[Source data]
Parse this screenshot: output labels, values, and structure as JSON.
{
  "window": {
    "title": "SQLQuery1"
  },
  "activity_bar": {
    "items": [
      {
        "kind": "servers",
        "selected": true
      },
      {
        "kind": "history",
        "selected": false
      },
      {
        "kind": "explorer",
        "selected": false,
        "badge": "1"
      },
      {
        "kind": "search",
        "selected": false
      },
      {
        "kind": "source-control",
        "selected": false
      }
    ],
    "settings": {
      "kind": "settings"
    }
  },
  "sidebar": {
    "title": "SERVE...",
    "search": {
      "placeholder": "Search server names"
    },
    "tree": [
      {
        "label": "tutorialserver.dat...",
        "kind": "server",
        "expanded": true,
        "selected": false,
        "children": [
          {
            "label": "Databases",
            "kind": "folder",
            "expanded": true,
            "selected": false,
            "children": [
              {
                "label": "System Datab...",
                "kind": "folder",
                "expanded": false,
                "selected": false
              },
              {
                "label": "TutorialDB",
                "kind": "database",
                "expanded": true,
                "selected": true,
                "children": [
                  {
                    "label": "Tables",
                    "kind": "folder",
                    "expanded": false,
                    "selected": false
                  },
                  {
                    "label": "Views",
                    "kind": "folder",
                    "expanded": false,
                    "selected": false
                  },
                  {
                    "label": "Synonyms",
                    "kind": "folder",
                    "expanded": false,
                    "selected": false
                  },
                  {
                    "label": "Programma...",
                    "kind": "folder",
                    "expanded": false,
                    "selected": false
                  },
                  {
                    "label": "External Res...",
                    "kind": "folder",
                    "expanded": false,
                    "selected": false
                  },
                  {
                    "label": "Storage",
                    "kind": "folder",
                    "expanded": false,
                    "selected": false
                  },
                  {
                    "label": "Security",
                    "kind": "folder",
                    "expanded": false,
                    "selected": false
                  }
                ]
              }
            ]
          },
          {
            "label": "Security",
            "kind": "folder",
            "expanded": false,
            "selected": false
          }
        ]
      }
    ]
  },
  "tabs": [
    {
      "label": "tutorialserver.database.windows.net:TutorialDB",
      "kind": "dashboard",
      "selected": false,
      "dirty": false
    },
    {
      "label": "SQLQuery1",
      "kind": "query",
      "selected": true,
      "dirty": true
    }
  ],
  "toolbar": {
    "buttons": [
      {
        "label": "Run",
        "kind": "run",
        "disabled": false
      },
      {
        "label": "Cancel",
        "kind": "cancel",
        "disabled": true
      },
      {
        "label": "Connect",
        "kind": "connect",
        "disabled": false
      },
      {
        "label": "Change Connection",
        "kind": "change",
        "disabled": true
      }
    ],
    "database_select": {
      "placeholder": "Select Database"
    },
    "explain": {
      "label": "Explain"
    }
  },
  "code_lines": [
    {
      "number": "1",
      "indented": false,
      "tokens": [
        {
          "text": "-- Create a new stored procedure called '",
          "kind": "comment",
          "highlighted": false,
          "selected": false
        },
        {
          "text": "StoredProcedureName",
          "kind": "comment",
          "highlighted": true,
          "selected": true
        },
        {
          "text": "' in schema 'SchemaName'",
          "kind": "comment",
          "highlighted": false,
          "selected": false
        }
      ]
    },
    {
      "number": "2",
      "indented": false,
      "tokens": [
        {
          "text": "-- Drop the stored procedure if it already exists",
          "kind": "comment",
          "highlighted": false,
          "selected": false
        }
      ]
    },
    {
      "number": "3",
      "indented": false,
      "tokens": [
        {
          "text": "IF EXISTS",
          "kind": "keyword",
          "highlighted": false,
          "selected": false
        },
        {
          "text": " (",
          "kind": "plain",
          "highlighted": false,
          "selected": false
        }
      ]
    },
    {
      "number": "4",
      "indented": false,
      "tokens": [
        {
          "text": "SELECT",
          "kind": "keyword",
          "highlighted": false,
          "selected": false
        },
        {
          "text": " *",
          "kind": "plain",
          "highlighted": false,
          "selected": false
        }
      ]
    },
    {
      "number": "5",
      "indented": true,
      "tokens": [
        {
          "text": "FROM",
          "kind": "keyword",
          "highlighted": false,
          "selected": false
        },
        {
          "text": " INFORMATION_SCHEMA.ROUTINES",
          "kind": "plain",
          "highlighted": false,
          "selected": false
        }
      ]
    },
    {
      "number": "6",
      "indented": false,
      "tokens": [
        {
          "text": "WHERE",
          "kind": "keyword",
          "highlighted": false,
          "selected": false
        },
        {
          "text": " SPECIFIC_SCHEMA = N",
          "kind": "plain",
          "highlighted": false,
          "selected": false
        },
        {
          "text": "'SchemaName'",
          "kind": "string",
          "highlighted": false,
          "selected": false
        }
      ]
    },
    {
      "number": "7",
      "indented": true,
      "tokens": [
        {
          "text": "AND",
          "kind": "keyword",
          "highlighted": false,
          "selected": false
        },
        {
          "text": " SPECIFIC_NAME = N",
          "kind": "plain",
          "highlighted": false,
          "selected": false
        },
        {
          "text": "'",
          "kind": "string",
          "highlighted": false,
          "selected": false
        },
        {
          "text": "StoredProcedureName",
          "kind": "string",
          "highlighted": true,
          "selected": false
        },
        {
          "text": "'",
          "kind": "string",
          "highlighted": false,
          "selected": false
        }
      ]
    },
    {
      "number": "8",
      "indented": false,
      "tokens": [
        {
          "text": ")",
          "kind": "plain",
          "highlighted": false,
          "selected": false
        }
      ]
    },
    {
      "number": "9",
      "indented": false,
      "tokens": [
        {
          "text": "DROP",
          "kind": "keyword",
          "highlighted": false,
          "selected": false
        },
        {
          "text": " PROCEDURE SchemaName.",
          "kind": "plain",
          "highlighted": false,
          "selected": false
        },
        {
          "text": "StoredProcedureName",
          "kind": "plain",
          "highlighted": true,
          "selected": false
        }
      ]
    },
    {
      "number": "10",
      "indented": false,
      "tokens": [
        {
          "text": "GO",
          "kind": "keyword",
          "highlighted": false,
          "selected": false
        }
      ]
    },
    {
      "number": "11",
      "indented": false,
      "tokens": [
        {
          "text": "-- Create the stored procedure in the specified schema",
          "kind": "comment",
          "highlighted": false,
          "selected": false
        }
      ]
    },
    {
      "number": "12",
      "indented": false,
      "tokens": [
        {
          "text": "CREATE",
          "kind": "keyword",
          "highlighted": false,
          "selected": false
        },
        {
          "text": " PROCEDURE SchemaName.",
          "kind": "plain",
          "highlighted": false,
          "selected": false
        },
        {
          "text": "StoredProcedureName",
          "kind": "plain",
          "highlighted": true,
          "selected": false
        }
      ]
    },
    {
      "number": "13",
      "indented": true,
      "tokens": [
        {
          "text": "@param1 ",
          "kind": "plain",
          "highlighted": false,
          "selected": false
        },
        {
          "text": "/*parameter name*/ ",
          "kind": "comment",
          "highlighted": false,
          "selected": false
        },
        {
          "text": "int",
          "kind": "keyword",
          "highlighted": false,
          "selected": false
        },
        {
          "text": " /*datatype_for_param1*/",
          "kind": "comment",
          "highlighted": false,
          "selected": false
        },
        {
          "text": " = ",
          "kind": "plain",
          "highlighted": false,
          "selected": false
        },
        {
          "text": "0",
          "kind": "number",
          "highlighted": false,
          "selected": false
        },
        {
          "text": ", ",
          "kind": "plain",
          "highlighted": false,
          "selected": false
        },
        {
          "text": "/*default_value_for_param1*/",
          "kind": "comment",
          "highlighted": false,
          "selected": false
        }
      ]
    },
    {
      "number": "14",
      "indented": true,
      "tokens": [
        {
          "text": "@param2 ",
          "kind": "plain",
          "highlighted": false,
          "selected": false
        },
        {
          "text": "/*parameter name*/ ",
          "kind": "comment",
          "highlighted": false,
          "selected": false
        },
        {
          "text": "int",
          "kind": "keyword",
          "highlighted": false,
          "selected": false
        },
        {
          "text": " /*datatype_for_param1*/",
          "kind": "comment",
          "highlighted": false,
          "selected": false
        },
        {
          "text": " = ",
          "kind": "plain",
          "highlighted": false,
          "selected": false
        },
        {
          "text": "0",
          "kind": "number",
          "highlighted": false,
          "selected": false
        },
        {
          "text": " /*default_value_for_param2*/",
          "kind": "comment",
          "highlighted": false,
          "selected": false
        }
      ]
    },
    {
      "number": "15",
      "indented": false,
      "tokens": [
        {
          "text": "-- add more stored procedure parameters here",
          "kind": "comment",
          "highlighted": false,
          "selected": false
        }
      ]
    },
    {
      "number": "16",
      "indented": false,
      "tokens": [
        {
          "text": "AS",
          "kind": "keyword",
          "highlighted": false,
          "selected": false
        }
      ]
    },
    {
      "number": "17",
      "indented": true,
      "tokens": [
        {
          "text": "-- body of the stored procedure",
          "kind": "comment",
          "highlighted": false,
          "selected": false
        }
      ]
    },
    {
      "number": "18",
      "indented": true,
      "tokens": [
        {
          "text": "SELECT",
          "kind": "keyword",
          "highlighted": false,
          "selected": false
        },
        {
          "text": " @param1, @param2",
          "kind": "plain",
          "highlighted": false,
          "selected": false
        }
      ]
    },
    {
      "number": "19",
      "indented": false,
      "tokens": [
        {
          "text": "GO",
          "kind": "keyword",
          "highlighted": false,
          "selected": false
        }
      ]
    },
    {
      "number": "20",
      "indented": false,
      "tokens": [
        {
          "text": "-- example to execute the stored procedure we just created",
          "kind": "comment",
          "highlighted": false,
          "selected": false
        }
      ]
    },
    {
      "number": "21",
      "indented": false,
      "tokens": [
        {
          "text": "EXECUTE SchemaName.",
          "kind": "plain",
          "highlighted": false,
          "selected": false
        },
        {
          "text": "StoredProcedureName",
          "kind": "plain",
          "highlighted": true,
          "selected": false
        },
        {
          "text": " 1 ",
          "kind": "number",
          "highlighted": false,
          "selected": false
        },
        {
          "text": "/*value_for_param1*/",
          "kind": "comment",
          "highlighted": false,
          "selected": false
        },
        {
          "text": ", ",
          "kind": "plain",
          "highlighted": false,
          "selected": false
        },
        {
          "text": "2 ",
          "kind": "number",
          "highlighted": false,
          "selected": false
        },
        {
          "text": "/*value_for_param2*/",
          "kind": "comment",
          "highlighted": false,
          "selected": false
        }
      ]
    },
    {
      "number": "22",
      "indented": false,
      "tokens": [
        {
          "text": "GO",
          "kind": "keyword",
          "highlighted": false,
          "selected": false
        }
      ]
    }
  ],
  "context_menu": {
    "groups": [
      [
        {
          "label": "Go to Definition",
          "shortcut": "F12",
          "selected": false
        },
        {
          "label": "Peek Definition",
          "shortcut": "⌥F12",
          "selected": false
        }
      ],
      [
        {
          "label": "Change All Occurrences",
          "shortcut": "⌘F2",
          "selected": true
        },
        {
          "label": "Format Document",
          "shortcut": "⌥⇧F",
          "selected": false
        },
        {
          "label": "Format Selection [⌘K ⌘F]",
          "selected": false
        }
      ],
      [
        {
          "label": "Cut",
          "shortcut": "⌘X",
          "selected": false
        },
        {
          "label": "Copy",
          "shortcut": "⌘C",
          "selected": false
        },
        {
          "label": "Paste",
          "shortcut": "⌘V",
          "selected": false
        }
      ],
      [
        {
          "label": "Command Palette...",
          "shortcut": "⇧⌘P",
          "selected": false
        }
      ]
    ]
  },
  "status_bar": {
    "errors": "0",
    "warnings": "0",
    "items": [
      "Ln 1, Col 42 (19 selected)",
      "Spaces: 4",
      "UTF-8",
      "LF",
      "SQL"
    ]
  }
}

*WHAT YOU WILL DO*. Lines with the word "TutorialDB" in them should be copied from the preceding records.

*EXERCISE RESPONSE*.
                "label": "TutorialDB",
      "label": "tutorialserver.database.windows.net:TutorialDB",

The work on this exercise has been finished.